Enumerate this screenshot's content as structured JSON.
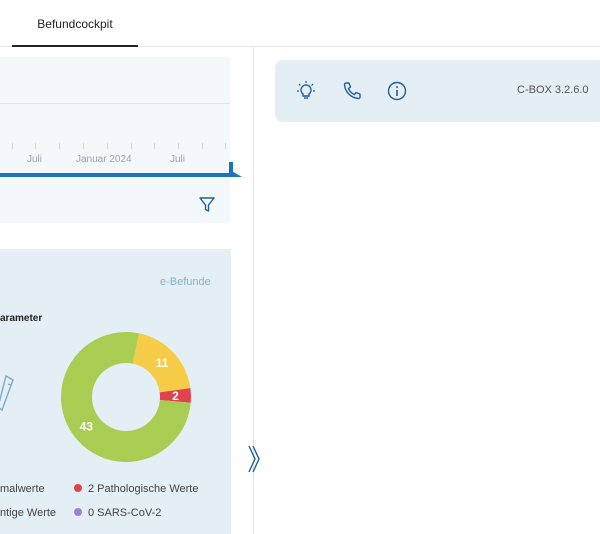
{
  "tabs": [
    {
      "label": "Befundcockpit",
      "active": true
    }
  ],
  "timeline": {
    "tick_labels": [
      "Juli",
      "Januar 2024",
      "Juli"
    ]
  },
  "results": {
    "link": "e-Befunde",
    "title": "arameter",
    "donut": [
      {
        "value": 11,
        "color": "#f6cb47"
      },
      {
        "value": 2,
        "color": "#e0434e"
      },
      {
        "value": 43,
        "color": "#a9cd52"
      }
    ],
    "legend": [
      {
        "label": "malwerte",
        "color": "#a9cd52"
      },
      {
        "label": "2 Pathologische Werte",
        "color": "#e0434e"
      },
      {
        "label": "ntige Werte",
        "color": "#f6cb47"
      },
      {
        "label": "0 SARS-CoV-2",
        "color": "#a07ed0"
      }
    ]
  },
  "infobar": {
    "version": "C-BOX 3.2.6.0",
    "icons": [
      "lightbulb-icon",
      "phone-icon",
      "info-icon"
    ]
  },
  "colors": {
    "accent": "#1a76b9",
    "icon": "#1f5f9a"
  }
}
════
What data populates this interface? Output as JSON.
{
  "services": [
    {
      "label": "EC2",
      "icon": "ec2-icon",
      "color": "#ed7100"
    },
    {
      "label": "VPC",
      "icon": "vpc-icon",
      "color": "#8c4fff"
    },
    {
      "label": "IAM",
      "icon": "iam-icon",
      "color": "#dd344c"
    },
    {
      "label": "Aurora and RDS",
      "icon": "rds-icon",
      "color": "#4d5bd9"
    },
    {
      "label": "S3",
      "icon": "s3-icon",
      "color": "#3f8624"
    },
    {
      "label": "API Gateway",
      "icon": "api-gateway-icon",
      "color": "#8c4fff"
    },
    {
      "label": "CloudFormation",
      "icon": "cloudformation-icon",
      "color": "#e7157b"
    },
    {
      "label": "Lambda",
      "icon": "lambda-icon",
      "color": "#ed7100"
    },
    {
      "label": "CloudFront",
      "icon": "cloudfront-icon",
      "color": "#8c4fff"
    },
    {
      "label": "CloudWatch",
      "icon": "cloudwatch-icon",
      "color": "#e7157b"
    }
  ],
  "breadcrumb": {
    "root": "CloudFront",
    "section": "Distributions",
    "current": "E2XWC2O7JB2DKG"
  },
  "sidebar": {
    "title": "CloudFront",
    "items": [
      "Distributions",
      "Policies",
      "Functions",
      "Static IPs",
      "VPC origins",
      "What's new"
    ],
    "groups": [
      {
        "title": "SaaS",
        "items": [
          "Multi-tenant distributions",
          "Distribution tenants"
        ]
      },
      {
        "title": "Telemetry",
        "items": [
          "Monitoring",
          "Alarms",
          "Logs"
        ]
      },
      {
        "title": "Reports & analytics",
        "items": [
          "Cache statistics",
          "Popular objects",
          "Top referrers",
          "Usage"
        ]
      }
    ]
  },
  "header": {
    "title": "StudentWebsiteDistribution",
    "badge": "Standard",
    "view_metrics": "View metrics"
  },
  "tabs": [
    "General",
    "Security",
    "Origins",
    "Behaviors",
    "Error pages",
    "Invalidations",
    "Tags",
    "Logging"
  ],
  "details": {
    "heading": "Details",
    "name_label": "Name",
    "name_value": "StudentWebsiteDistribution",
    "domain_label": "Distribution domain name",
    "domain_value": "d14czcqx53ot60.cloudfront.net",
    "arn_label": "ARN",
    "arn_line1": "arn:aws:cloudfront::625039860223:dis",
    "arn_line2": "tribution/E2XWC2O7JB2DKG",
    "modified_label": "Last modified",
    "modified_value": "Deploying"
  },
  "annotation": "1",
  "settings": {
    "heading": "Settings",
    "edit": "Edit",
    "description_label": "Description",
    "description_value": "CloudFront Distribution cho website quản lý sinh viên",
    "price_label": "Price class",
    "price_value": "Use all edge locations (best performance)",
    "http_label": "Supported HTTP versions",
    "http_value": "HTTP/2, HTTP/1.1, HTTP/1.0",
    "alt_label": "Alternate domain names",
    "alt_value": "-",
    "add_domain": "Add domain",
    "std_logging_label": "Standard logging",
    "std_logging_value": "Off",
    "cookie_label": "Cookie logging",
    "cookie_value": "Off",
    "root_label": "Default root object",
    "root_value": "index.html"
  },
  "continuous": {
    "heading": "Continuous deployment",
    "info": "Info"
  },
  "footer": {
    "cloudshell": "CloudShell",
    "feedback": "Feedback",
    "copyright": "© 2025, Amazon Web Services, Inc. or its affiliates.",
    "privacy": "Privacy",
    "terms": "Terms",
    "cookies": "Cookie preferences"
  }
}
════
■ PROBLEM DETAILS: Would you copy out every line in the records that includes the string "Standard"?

■ EXERCISE RESPONSE:
    "badge": "Standard",
    "std_logging_label": "Standard logging",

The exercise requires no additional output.